_Work item_
Please return all lines of the data below containing the string "JSON".

_Excerpted data_
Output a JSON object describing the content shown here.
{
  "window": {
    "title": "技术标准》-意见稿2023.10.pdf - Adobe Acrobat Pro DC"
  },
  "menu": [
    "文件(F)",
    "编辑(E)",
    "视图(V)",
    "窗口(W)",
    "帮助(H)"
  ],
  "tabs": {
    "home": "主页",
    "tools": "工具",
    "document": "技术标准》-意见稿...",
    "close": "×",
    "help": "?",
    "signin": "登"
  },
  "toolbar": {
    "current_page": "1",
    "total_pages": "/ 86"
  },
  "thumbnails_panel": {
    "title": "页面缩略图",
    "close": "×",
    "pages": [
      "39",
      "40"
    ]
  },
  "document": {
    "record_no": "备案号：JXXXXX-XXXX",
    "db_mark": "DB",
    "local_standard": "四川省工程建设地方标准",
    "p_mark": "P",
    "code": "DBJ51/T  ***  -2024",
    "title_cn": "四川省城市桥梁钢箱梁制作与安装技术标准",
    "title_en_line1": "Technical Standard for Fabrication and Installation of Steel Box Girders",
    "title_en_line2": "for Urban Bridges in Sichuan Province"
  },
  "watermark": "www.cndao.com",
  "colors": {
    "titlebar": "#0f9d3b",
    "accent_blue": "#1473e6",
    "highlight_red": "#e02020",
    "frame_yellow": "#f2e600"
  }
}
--
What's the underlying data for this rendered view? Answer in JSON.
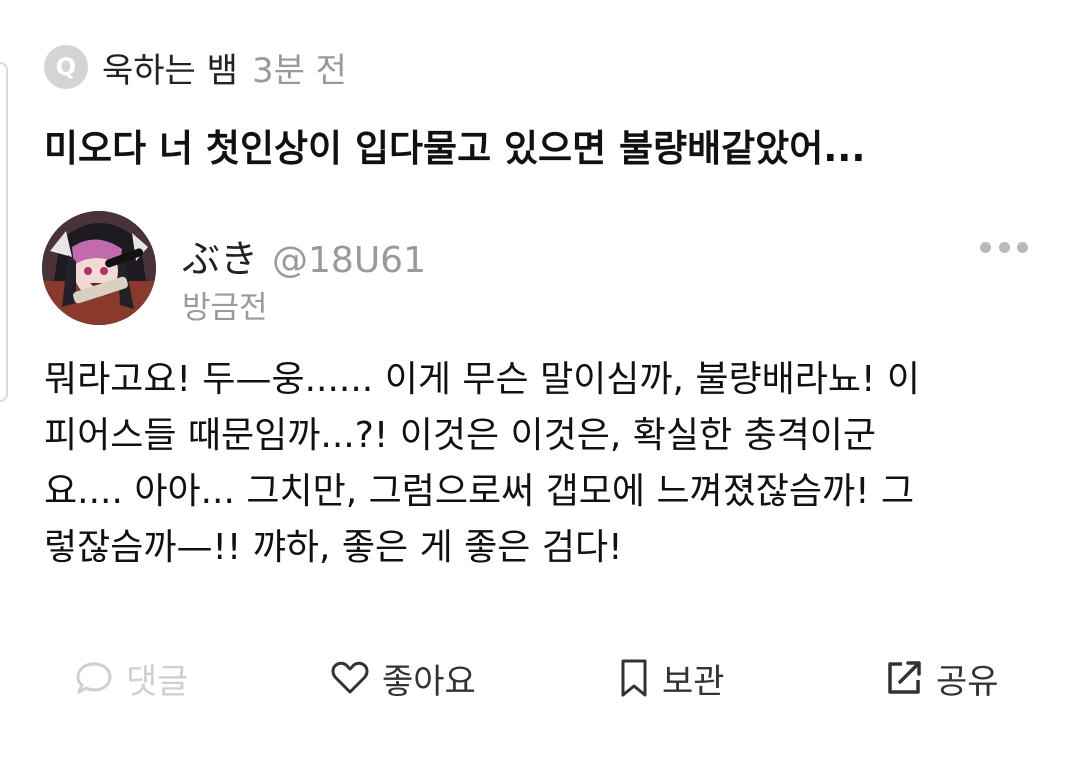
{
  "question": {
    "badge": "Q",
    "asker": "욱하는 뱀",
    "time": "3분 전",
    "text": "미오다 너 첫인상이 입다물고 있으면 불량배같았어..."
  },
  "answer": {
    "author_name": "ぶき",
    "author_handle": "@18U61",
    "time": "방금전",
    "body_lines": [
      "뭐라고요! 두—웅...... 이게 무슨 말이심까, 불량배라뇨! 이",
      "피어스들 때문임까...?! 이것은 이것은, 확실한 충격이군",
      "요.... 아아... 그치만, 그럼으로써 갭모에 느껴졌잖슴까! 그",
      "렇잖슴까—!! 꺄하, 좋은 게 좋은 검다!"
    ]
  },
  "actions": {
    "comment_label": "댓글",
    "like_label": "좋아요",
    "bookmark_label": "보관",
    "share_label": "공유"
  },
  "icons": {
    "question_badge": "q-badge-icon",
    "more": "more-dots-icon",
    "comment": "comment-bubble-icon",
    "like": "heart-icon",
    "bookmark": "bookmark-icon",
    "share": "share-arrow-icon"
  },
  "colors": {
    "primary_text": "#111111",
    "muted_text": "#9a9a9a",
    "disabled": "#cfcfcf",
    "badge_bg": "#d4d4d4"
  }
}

_Final answer_
Output a JSON object describing the content shown here.
What's the underlying data for this rendered view? Answer in JSON.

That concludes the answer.